Thus portraying colonial territories as a “mere continuation of the south of Europe, with a very similar fauna and flora” assured Europeans that their visit would not expose them to the “dangers” of foreign colonies. These dangers did not only include the idea of “climate shock” then associated with moving from cold European climates to warmer colonial regions. They also included the risks of catching foreign disease and encountering supposedly hostile native peoples, such as “nests of pirates.” The civilizing mission is seen not only to benefit potential travelers, but also the existing society of native Arabs, Jews and Moors by bringing “good government.”
In Tunisia and Algeria, Europeans and natives alike sought to cure afflictions ranging from syphilis to rheumatic and arthritic diseases at Turkish and Roman baths, built upon thermal hot springs.
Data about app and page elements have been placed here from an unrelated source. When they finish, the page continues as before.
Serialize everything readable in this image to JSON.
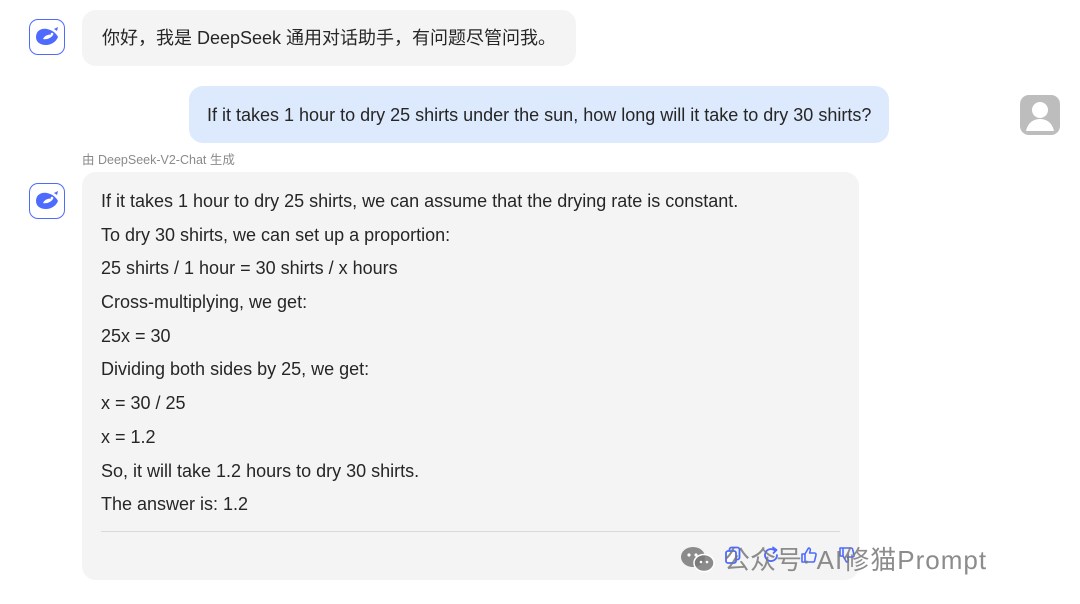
{
  "conversation": {
    "greeting": "你好，我是 DeepSeek 通用对话助手，有问题尽管问我。",
    "user_message": "If it takes 1 hour to dry 25 shirts under the sun, how long will it take to dry 30 shirts?",
    "model_label": "由 DeepSeek-V2-Chat 生成",
    "answer_lines": [
      "If it takes 1 hour to dry 25 shirts, we can assume that the drying rate is constant.",
      "To dry 30 shirts, we can set up a proportion:",
      "25 shirts / 1 hour = 30 shirts / x hours",
      "Cross-multiplying, we get:",
      "25x = 30",
      "Dividing both sides by 25, we get:",
      "x = 30 / 25",
      "x = 1.2",
      "So, it will take 1.2 hours to dry 30 shirts.",
      "The answer is: 1.2"
    ]
  },
  "icons": {
    "bot_avatar": "deepseek-whale-icon",
    "user_avatar": "user-avatar-icon",
    "actions": [
      "copy-icon",
      "regenerate-icon",
      "thumbs-up-icon",
      "thumbs-down-icon"
    ],
    "watermark": "wechat-icon"
  },
  "watermark": {
    "prefix": "公众号·",
    "brand": "AI修猫Prompt"
  },
  "colors": {
    "accent": "#4d6bfe",
    "user_bubble": "#dde9fc",
    "assistant_bubble": "#f4f4f4",
    "muted_text": "#8a8a8a"
  }
}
According to Murray’s guidebook, at the Hammam R’Irha, visitors can soak in waters of contain “chlorides of sodium and magnesium, as well as sulphates of soda, magnesia, and lime” while they drink from the waters of another spring mixed with wine. Afterwards, they are “recommended to go to bed for an hour.” However, at this bath as well as many others that the French came to control and operate, separation between European “colonizers” and Tunisian/Algerian “colonized” peoples were further reinforced. Murray’s guidebook advises readers to visit only the bath located in the basement of a French hotel in the area, rather than those in the Civil Hospital (these are “devoid of comforts”) or those below the Civil Hospital (as they are “confined solely to the use of Arabs”). The cost to enter private baths was 1 franc and 50 cents, a price higher than that of the public baths. This also enforced separation between wealthy visitors and less wealthy locals, though elite residents of various nationalities sometimes did find themselves in the same bath.